[Saved data entries]
######
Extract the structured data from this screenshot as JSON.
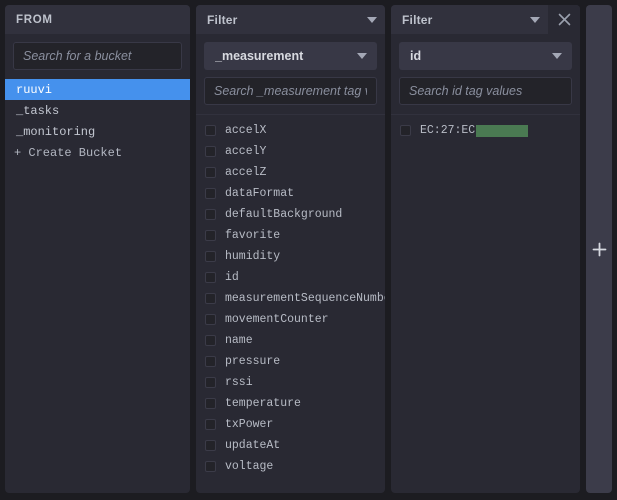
{
  "from_panel": {
    "header_title": "FROM",
    "search_placeholder": "Search for a bucket",
    "search_value": "",
    "buckets": [
      {
        "label": "ruuvi",
        "selected": true
      },
      {
        "label": "_tasks",
        "selected": false
      },
      {
        "label": "_monitoring",
        "selected": false
      }
    ],
    "create_bucket_label": "+ Create Bucket"
  },
  "filter_measurement": {
    "header_title": "Filter",
    "tag_key": "_measurement",
    "search_placeholder": "Search _measurement tag values",
    "search_value": "",
    "values": [
      {
        "label": "accelX",
        "checked": false
      },
      {
        "label": "accelY",
        "checked": false
      },
      {
        "label": "accelZ",
        "checked": false
      },
      {
        "label": "dataFormat",
        "checked": false
      },
      {
        "label": "defaultBackground",
        "checked": false
      },
      {
        "label": "favorite",
        "checked": false
      },
      {
        "label": "humidity",
        "checked": false
      },
      {
        "label": "id",
        "checked": false
      },
      {
        "label": "measurementSequenceNumber",
        "checked": false
      },
      {
        "label": "movementCounter",
        "checked": false
      },
      {
        "label": "name",
        "checked": false
      },
      {
        "label": "pressure",
        "checked": false
      },
      {
        "label": "rssi",
        "checked": false
      },
      {
        "label": "temperature",
        "checked": false
      },
      {
        "label": "txPower",
        "checked": false
      },
      {
        "label": "updateAt",
        "checked": false
      },
      {
        "label": "voltage",
        "checked": false
      }
    ]
  },
  "filter_id": {
    "header_title": "Filter",
    "tag_key": "id",
    "search_placeholder": "Search id tag values",
    "search_value": "",
    "values": [
      {
        "label": "EC:27:EC",
        "checked": false,
        "redacted": true
      }
    ]
  },
  "add_card": {
    "label": "+"
  },
  "colors": {
    "canvas_background": "#1c1c21",
    "panel_background": "#292933",
    "panel_header_background": "#31313d",
    "selection_blue": "#4591ed",
    "input_background": "#232329",
    "dropdown_background": "#383846",
    "redaction_green": "#4a7a52",
    "text_primary": "#c6cad3",
    "text_muted": "#8a8f9e"
  }
}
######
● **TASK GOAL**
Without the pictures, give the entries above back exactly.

● **REPLY**
Extract the structured data from this screenshot as JSON.
{
  "from_panel": {
    "header_title": "FROM",
    "search_placeholder": "Search for a bucket",
    "search_value": "",
    "buckets": [
      {
        "label": "ruuvi",
        "selected": true
      },
      {
        "label": "_tasks",
        "selected": false
      },
      {
        "label": "_monitoring",
        "selected": false
      }
    ],
    "create_bucket_label": "+ Create Bucket"
  },
  "filter_measurement": {
    "header_title": "Filter",
    "tag_key": "_measurement",
    "search_placeholder": "Search _measurement tag values",
    "search_value": "",
    "values": [
      {
        "label": "accelX",
        "checked": false
      },
      {
        "label": "accelY",
        "checked": false
      },
      {
        "label": "accelZ",
        "checked": false
      },
      {
        "label": "dataFormat",
        "checked": false
      },
      {
        "label": "defaultBackground",
        "checked": false
      },
      {
        "label": "favorite",
        "checked": false
      },
      {
        "label": "humidity",
        "checked": false
      },
      {
        "label": "id",
        "checked": false
      },
      {
        "label": "measurementSequenceNumber",
        "checked": false
      },
      {
        "label": "movementCounter",
        "checked": false
      },
      {
        "label": "name",
        "checked": false
      },
      {
        "label": "pressure",
        "checked": false
      },
      {
        "label": "rssi",
        "checked": false
      },
      {
        "label": "temperature",
        "checked": false
      },
      {
        "label": "txPower",
        "checked": false
      },
      {
        "label": "updateAt",
        "checked": false
      },
      {
        "label": "voltage",
        "checked": false
      }
    ]
  },
  "filter_id": {
    "header_title": "Filter",
    "tag_key": "id",
    "search_placeholder": "Search id tag values",
    "search_value": "",
    "values": [
      {
        "label": "EC:27:EC",
        "checked": false,
        "redacted": true
      }
    ]
  },
  "add_card": {
    "label": "+"
  },
  "colors": {
    "canvas_background": "#1c1c21",
    "panel_background": "#292933",
    "panel_header_background": "#31313d",
    "selection_blue": "#4591ed",
    "input_background": "#232329",
    "dropdown_background": "#383846",
    "redaction_green": "#4a7a52",
    "text_primary": "#c6cad3",
    "text_muted": "#8a8f9e"
  }
}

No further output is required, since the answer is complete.